■ Exercise description:
Give an exact copy of the data that follows.
** Extracted entries follows **
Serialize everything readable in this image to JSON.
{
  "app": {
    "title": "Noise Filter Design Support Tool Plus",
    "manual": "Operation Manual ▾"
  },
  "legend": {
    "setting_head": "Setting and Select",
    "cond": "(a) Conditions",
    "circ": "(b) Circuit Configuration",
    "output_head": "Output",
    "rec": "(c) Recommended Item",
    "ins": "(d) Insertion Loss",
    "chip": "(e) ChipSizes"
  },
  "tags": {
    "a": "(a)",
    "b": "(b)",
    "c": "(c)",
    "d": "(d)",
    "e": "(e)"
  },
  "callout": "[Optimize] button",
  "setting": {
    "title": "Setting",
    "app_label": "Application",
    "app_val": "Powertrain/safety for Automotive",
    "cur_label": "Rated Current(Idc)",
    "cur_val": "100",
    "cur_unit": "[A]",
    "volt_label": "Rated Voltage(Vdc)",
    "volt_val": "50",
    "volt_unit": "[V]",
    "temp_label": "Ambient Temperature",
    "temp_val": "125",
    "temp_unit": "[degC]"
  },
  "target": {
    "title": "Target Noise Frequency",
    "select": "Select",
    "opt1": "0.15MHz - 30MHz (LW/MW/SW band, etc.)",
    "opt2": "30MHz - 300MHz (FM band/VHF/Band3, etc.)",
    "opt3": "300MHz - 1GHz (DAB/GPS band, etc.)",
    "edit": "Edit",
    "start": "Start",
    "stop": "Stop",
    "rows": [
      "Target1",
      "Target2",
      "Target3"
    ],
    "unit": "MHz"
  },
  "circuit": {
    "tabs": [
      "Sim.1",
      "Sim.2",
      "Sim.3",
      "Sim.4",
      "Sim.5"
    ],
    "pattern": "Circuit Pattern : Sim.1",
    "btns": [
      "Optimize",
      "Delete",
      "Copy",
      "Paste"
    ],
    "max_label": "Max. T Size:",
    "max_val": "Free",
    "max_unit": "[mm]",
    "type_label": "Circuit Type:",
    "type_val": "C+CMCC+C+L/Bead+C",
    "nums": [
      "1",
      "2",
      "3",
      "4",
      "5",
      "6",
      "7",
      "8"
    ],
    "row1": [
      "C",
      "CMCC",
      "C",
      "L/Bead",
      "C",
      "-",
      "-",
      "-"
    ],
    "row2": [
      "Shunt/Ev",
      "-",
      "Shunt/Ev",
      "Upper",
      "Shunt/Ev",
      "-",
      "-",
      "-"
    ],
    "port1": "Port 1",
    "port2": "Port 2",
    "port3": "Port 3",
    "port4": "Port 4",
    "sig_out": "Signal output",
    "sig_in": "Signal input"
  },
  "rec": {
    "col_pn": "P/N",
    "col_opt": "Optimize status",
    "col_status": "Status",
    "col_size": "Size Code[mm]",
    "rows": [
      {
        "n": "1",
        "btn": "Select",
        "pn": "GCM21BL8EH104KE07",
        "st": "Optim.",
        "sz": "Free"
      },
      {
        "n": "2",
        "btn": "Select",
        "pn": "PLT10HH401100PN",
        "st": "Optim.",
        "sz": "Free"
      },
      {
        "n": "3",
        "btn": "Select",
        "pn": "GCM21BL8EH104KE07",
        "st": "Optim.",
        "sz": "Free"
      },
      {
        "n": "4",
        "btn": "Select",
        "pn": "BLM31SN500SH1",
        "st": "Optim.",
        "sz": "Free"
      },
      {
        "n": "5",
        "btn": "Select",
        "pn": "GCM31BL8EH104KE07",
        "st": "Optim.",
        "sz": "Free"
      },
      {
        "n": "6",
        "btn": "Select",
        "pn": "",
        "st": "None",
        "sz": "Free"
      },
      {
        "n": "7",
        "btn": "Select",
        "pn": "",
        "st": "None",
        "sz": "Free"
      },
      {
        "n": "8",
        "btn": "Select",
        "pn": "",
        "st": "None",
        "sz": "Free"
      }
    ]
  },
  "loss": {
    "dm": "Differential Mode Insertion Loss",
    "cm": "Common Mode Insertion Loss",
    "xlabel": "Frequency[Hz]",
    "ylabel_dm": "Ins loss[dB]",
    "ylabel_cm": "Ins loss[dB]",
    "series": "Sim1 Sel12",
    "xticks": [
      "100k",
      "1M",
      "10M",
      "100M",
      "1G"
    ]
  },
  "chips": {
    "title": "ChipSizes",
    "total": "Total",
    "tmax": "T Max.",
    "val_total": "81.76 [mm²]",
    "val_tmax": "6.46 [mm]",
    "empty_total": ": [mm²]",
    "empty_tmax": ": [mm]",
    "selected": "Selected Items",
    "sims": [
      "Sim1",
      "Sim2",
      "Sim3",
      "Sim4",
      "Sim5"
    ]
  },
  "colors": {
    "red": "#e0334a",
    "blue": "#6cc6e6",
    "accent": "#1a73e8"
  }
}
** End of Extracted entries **
■ Answer area:
Serialize everything readable in this image to JSON.
{
  "app": {
    "title": "Noise Filter Design Support Tool Plus",
    "manual": "Operation Manual ▾"
  },
  "legend": {
    "setting_head": "Setting and Select",
    "cond": "(a) Conditions",
    "circ": "(b) Circuit Configuration",
    "output_head": "Output",
    "rec": "(c) Recommended Item",
    "ins": "(d) Insertion Loss",
    "chip": "(e) ChipSizes"
  },
  "tags": {
    "a": "(a)",
    "b": "(b)",
    "c": "(c)",
    "d": "(d)",
    "e": "(e)"
  },
  "callout": "[Optimize] button",
  "setting": {
    "title": "Setting",
    "app_label": "Application",
    "app_val": "Powertrain/safety for Automotive",
    "cur_label": "Rated Current(Idc)",
    "cur_val": "100",
    "cur_unit": "[A]",
    "volt_label": "Rated Voltage(Vdc)",
    "volt_val": "50",
    "volt_unit": "[V]",
    "temp_label": "Ambient Temperature",
    "temp_val": "125",
    "temp_unit": "[degC]"
  },
  "target": {
    "title": "Target Noise Frequency",
    "select": "Select",
    "opt1": "0.15MHz - 30MHz (LW/MW/SW band, etc.)",
    "opt2": "30MHz - 300MHz (FM band/VHF/Band3, etc.)",
    "opt3": "300MHz - 1GHz (DAB/GPS band, etc.)",
    "edit": "Edit",
    "start": "Start",
    "stop": "Stop",
    "rows": [
      "Target1",
      "Target2",
      "Target3"
    ],
    "unit": "MHz"
  },
  "circuit": {
    "tabs": [
      "Sim.1",
      "Sim.2",
      "Sim.3",
      "Sim.4",
      "Sim.5"
    ],
    "pattern": "Circuit Pattern : Sim.1",
    "btns": [
      "Optimize",
      "Delete",
      "Copy",
      "Paste"
    ],
    "max_label": "Max. T Size:",
    "max_val": "Free",
    "max_unit": "[mm]",
    "type_label": "Circuit Type:",
    "type_val": "C+CMCC+C+L/Bead+C",
    "nums": [
      "1",
      "2",
      "3",
      "4",
      "5",
      "6",
      "7",
      "8"
    ],
    "row1": [
      "C",
      "CMCC",
      "C",
      "L/Bead",
      "C",
      "-",
      "-",
      "-"
    ],
    "row2": [
      "Shunt/Ev",
      "-",
      "Shunt/Ev",
      "Upper",
      "Shunt/Ev",
      "-",
      "-",
      "-"
    ],
    "port1": "Port 1",
    "port2": "Port 2",
    "port3": "Port 3",
    "port4": "Port 4",
    "sig_out": "Signal output",
    "sig_in": "Signal input"
  },
  "rec": {
    "col_pn": "P/N",
    "col_opt": "Optimize status",
    "col_status": "Status",
    "col_size": "Size Code[mm]",
    "rows": [
      {
        "n": "1",
        "btn": "Select",
        "pn": "GCM21BL8EH104KE07",
        "st": "Optim.",
        "sz": "Free"
      },
      {
        "n": "2",
        "btn": "Select",
        "pn": "PLT10HH401100PN",
        "st": "Optim.",
        "sz": "Free"
      },
      {
        "n": "3",
        "btn": "Select",
        "pn": "GCM21BL8EH104KE07",
        "st": "Optim.",
        "sz": "Free"
      },
      {
        "n": "4",
        "btn": "Select",
        "pn": "BLM31SN500SH1",
        "st": "Optim.",
        "sz": "Free"
      },
      {
        "n": "5",
        "btn": "Select",
        "pn": "GCM31BL8EH104KE07",
        "st": "Optim.",
        "sz": "Free"
      },
      {
        "n": "6",
        "btn": "Select",
        "pn": "",
        "st": "None",
        "sz": "Free"
      },
      {
        "n": "7",
        "btn": "Select",
        "pn": "",
        "st": "None",
        "sz": "Free"
      },
      {
        "n": "8",
        "btn": "Select",
        "pn": "",
        "st": "None",
        "sz": "Free"
      }
    ]
  },
  "loss": {
    "dm": "Differential Mode Insertion Loss",
    "cm": "Common Mode Insertion Loss",
    "xlabel": "Frequency[Hz]",
    "ylabel_dm": "Ins loss[dB]",
    "ylabel_cm": "Ins loss[dB]",
    "series": "Sim1 Sel12",
    "xticks": [
      "100k",
      "1M",
      "10M",
      "100M",
      "1G"
    ]
  },
  "chips": {
    "title": "ChipSizes",
    "total": "Total",
    "tmax": "T Max.",
    "val_total": "81.76 [mm²]",
    "val_tmax": "6.46 [mm]",
    "empty_total": ": [mm²]",
    "empty_tmax": ": [mm]",
    "selected": "Selected Items",
    "sims": [
      "Sim1",
      "Sim2",
      "Sim3",
      "Sim4",
      "Sim5"
    ]
  },
  "colors": {
    "red": "#e0334a",
    "blue": "#6cc6e6",
    "accent": "#1a73e8"
  }
}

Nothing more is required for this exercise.